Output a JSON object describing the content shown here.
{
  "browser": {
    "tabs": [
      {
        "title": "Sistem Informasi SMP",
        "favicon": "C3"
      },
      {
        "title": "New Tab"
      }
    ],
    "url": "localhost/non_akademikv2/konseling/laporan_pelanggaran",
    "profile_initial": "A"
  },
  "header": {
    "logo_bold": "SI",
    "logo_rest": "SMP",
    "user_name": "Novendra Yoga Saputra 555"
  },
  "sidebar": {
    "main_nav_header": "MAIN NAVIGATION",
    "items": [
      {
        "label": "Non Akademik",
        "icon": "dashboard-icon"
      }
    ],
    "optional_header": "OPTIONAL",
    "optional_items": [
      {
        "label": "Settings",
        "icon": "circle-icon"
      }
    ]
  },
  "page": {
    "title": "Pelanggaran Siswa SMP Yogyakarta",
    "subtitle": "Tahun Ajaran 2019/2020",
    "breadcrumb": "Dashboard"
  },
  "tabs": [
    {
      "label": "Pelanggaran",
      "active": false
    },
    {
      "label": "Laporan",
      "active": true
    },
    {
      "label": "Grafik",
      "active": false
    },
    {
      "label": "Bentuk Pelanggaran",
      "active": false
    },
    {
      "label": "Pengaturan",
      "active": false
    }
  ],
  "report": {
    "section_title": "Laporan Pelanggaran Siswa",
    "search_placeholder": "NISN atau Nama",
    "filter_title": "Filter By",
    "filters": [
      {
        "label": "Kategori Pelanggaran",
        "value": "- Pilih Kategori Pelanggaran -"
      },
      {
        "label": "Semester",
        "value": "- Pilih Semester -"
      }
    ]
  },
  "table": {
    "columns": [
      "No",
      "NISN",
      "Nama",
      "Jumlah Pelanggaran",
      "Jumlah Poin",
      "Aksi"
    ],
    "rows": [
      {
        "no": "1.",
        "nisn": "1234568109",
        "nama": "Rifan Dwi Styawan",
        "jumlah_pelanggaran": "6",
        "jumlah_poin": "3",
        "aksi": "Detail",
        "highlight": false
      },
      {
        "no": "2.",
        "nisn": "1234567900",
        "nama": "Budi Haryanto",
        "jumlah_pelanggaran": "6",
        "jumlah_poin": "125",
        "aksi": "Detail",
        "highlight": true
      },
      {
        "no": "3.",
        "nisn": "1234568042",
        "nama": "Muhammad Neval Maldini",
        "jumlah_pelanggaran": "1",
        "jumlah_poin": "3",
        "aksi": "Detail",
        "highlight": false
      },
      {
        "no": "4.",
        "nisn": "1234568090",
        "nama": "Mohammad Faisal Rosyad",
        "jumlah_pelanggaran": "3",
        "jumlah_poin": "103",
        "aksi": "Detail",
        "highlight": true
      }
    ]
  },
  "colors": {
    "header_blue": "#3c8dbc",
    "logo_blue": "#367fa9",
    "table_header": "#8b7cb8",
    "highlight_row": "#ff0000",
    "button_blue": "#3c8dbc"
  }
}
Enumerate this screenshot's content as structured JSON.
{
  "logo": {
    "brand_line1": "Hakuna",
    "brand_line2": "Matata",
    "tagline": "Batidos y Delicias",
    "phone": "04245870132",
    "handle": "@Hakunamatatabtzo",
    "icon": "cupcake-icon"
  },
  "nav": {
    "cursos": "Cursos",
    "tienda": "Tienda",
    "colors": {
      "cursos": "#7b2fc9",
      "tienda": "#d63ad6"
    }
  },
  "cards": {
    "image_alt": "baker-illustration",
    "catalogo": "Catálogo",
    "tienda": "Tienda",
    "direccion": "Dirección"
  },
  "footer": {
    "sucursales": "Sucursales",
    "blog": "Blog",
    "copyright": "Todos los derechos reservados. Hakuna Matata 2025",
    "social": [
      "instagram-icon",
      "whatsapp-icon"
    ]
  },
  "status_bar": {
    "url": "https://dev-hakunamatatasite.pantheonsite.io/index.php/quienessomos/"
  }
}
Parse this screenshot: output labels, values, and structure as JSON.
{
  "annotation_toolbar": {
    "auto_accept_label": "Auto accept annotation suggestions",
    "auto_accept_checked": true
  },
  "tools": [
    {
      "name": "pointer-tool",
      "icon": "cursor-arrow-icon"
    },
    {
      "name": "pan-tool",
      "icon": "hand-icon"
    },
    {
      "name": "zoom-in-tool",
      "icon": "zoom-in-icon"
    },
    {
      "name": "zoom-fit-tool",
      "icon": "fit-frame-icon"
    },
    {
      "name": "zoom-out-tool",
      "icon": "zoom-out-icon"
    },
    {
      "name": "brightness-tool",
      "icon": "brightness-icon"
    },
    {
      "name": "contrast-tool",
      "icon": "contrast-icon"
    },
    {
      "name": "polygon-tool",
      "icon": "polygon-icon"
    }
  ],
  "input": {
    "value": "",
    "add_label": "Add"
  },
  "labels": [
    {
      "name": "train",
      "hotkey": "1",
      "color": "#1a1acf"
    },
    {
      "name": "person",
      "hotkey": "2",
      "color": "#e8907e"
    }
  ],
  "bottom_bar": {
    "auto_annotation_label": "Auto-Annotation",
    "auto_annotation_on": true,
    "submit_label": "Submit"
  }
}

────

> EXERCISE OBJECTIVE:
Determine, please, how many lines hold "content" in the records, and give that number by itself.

> WRITTEN ANSWER:
2